Retype the records that come next, word for word.

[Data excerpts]

'''

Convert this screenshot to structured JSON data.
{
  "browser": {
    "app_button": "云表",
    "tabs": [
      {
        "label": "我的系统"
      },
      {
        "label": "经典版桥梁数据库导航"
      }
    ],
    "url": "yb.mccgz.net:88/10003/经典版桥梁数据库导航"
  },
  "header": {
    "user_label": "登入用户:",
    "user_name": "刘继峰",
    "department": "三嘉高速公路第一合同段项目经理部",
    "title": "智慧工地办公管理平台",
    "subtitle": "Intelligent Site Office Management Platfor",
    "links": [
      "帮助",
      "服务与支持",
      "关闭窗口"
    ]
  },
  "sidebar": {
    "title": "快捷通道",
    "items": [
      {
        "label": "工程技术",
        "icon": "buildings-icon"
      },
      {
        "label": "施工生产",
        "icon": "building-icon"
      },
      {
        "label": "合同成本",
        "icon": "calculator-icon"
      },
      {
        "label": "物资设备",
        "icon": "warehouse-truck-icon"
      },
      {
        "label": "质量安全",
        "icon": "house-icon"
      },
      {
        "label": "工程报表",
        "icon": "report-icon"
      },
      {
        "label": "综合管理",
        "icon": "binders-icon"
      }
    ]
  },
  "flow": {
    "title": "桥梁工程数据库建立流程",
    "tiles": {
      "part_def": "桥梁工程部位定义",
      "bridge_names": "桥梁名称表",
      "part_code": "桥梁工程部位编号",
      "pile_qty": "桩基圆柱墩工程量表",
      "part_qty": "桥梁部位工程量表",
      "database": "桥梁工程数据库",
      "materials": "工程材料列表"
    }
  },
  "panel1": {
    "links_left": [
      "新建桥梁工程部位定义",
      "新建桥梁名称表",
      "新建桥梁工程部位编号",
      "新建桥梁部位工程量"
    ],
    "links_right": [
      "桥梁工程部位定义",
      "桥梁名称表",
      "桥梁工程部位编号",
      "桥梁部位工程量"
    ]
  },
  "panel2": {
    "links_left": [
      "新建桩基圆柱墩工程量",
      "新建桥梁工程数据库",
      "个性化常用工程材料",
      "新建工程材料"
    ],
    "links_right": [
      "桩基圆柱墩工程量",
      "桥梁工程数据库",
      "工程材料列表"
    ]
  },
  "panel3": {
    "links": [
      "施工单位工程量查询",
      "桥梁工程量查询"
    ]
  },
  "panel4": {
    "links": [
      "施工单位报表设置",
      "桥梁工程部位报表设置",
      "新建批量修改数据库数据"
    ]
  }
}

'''

_YOUR SOLUTION:_
Convert this screenshot to structured JSON data.
{
  "browser": {
    "app_button": "云表",
    "tabs": [
      {
        "label": "我的系统"
      },
      {
        "label": "经典版桥梁数据库导航"
      }
    ],
    "url": "yb.mccgz.net:88/10003/经典版桥梁数据库导航"
  },
  "header": {
    "user_label": "登入用户:",
    "user_name": "刘继峰",
    "department": "三嘉高速公路第一合同段项目经理部",
    "title": "智慧工地办公管理平台",
    "subtitle": "Intelligent Site Office Management Platfor",
    "links": [
      "帮助",
      "服务与支持",
      "关闭窗口"
    ]
  },
  "sidebar": {
    "title": "快捷通道",
    "items": [
      {
        "label": "工程技术",
        "icon": "buildings-icon"
      },
      {
        "label": "施工生产",
        "icon": "building-icon"
      },
      {
        "label": "合同成本",
        "icon": "calculator-icon"
      },
      {
        "label": "物资设备",
        "icon": "warehouse-truck-icon"
      },
      {
        "label": "质量安全",
        "icon": "house-icon"
      },
      {
        "label": "工程报表",
        "icon": "report-icon"
      },
      {
        "label": "综合管理",
        "icon": "binders-icon"
      }
    ]
  },
  "flow": {
    "title": "桥梁工程数据库建立流程",
    "tiles": {
      "part_def": "桥梁工程部位定义",
      "bridge_names": "桥梁名称表",
      "part_code": "桥梁工程部位编号",
      "pile_qty": "桩基圆柱墩工程量表",
      "part_qty": "桥梁部位工程量表",
      "database": "桥梁工程数据库",
      "materials": "工程材料列表"
    }
  },
  "panel1": {
    "links_left": [
      "新建桥梁工程部位定义",
      "新建桥梁名称表",
      "新建桥梁工程部位编号",
      "新建桥梁部位工程量"
    ],
    "links_right": [
      "桥梁工程部位定义",
      "桥梁名称表",
      "桥梁工程部位编号",
      "桥梁部位工程量"
    ]
  },
  "panel2": {
    "links_left": [
      "新建桩基圆柱墩工程量",
      "新建桥梁工程数据库",
      "个性化常用工程材料",
      "新建工程材料"
    ],
    "links_right": [
      "桩基圆柱墩工程量",
      "桥梁工程数据库",
      "工程材料列表"
    ]
  },
  "panel3": {
    "links": [
      "施工单位工程量查询",
      "桥梁工程量查询"
    ]
  },
  "panel4": {
    "links": [
      "施工单位报表设置",
      "桥梁工程部位报表设置",
      "新建批量修改数据库数据"
    ]
  }
}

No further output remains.